kumbi kumbi

I suppose it's time to write a little sumptin' about the cuisine here in Tanzania. I've traveled from east to west now and currently I'm holed up in a nice little spot on Lake Tanganyika, so I feel seasoned enough to get my thoughts out on such a delicate topic. I'll admit, I'm not a foodie. Furthermore, I probably have simple requirements as it relates to food; tasty, please and lots of it. For the most part food here is simple: rice, beans, plantain, chicken, goat, fish. In a sentence that pretty well sums up what you're about to eat, or what you're currently eating, or what you've just eaten, or what's on the menu at the cute little place down the street, or presumably, what's on the menu even when they don't actually have a menu.

There is another local staple known as ugali, however. This interesting mound of matter which closely resembles a Thanksgiving-sized portion of mom's mashed potatoes, has the consistency of dough made from cassava root or maize flour. The secret to this little stomach expander is to first grab a fist full, roll it into a ball, use your thumb to create an imprint or spoon of sorts and dip it into your soup or beans or fish or chicken. It has a rather bland taste but what it lacks in flavor it entirely makes up with its affordability and unrivaled supremacy in dilating your stomach increasingly for hours after you eat it.

All of this food is fairly tame, mind you, and perhaps a vegetarian's nightmare, but tame nonetheless. That is until I ran across a curious little food called kumbi kumbi. And although the maxim may suggest something to the effect an image has the power of some thousand word soliloquy, you can clearly see that claim is false 'cause this photo leaves me rather wide-eyed and speechless. Sautéed up in a little oil or eaten raw, wings removed, with a glass (or 5) of fine chianti is all one really needs. In fact, you may have just discovered that perfect starter dish to entertain the in-laws over the holidays. These unfortunate flying insects (unfortunate for them, not you) are an epifamily of the cute and cuddly cockroach in case you're wondering. But if one could look beyond the words of Wikipedia, or close their eyes and open wide, this little critter packs a wallop of nutrition. In Africa everything is big including these free-ranging, certifiably organic termites.

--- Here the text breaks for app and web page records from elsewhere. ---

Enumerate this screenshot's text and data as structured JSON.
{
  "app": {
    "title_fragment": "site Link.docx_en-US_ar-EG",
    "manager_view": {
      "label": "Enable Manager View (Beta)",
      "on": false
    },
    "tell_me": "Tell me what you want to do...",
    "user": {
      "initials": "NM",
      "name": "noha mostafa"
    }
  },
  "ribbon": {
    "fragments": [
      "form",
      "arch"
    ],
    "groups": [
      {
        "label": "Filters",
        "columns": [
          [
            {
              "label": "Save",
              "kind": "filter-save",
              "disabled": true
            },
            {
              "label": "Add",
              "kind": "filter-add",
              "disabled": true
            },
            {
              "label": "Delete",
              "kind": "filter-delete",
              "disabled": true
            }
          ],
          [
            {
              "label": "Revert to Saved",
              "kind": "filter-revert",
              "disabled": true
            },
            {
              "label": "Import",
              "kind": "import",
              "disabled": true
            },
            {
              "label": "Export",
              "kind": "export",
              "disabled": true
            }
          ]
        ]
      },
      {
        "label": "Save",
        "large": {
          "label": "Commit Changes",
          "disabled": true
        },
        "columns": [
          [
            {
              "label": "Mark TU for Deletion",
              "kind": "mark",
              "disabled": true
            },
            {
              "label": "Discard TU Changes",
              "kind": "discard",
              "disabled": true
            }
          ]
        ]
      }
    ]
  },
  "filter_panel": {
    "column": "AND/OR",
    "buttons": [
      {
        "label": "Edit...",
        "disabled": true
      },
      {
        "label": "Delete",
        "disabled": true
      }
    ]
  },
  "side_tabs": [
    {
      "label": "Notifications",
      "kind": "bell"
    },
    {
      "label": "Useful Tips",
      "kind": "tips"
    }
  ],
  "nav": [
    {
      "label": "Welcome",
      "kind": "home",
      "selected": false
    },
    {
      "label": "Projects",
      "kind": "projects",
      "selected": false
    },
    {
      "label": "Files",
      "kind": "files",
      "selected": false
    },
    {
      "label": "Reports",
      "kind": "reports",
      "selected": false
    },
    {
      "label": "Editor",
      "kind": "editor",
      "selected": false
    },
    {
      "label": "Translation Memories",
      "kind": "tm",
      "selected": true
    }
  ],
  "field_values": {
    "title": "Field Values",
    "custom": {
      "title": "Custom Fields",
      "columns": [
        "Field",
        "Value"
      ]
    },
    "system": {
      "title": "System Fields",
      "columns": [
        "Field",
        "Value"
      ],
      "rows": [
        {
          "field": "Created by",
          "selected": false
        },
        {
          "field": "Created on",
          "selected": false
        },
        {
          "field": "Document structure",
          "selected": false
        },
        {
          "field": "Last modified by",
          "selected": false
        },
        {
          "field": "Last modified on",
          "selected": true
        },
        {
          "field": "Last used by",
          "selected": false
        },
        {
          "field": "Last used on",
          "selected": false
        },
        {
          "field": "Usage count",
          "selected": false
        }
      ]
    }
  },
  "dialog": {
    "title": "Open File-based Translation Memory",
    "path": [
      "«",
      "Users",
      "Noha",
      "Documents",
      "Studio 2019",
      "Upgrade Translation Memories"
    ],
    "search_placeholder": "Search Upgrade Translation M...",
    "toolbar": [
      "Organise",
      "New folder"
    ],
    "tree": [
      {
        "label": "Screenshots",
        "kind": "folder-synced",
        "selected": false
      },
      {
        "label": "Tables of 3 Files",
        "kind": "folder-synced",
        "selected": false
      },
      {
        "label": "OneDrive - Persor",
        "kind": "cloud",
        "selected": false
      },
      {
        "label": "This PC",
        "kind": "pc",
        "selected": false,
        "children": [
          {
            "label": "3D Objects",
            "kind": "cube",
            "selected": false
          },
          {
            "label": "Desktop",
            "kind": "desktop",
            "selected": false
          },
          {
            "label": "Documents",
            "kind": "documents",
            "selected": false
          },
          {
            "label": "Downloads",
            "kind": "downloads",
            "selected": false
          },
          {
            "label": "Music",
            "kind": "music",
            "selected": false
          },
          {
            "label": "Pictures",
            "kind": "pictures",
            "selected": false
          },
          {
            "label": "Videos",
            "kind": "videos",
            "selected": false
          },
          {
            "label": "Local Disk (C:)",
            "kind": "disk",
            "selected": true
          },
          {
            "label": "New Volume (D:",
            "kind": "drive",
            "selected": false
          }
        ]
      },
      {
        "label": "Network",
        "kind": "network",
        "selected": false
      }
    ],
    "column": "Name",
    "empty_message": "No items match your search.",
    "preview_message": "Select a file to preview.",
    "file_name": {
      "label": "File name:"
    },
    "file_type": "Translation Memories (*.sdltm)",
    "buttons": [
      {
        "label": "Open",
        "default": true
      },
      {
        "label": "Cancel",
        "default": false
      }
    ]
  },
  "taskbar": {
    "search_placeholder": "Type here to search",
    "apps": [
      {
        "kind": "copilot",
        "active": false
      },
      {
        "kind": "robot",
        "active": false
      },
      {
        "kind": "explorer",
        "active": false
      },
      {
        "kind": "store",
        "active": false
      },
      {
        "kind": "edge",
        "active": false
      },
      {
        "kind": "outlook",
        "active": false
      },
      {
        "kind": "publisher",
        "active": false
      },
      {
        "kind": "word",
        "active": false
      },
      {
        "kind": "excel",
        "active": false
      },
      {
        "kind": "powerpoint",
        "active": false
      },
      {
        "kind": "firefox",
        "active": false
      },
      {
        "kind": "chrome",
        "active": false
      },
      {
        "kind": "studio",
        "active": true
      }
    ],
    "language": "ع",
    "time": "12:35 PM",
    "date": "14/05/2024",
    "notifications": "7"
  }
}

So if dinner tonight happens to be a medley of nosh all too familiar, spice it up a little and try something new. Bon appetit!